■ **Task item**
All that is wanted is the line with "Output a JSON" and each line after it to the end of the data below, set down exactly and without pictures.
———
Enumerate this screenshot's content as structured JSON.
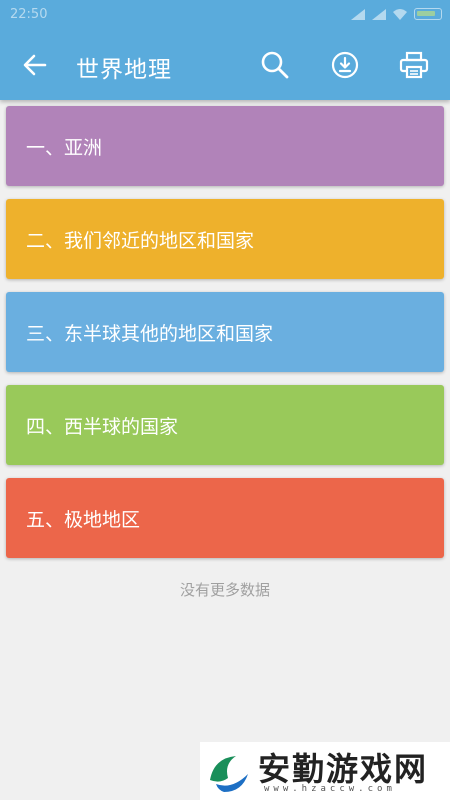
{
  "status_bar": {
    "time": "22:50"
  },
  "toolbar": {
    "title": "世界地理",
    "back_icon": "arrow-left-icon",
    "search_icon": "search-icon",
    "download_icon": "download-icon",
    "print_icon": "printer-icon",
    "background_color": "#5aabdc"
  },
  "list": {
    "items": [
      {
        "label": "一、亚洲",
        "color": "#b183b9"
      },
      {
        "label": "二、我们邻近的地区和国家",
        "color": "#eeb12c"
      },
      {
        "label": "三、东半球其他的地区和国家",
        "color": "#6aafe0"
      },
      {
        "label": "四、西半球的国家",
        "color": "#99c95a"
      },
      {
        "label": "五、极地地区",
        "color": "#ec664a"
      }
    ],
    "end_text": "没有更多数据"
  },
  "watermark": {
    "text": "安勤游戏网",
    "url": "www.hzaccw.com"
  }
}
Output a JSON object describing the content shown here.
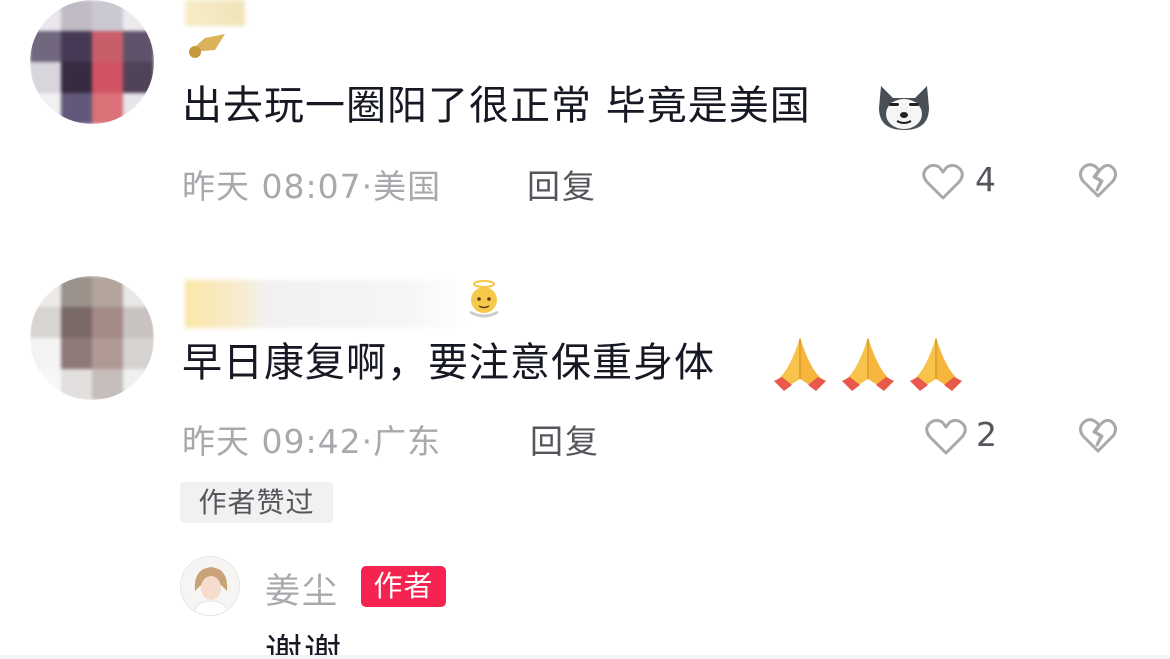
{
  "comments": [
    {
      "text": "出去玩一圈阳了很正常 毕竟是美国",
      "time": "昨天 08:07",
      "location": "美国",
      "reply_label": "回复",
      "likes": "4",
      "emoji": "husky-doge-emoji"
    },
    {
      "text": "早日康复啊，要注意保重身体",
      "time": "昨天 09:42",
      "location": "广东",
      "reply_label": "回复",
      "likes": "2",
      "emoji": "folded-hands-emoji",
      "liked_by_author": "作者赞过"
    }
  ],
  "author_reply": {
    "name": "姜尘",
    "badge": "作者",
    "text": "谢谢"
  },
  "separator": "·",
  "colors": {
    "author_badge": "#f4234f",
    "meta_gray": "#a8a9ad",
    "text_dark": "#161823"
  }
}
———
■ **Solution for this problem**
Output a JSON object describing the content shown here.
{
  "comments": [
    {
      "text": "出去玩一圈阳了很正常 毕竟是美国",
      "time": "昨天 08:07",
      "location": "美国",
      "reply_label": "回复",
      "likes": "4",
      "emoji": "husky-doge-emoji"
    },
    {
      "text": "早日康复啊，要注意保重身体",
      "time": "昨天 09:42",
      "location": "广东",
      "reply_label": "回复",
      "likes": "2",
      "emoji": "folded-hands-emoji",
      "liked_by_author": "作者赞过"
    }
  ],
  "author_reply": {
    "name": "姜尘",
    "badge": "作者",
    "text": "谢谢"
  },
  "separator": "·",
  "colors": {
    "author_badge": "#f4234f",
    "meta_gray": "#a8a9ad",
    "text_dark": "#161823"
  }
}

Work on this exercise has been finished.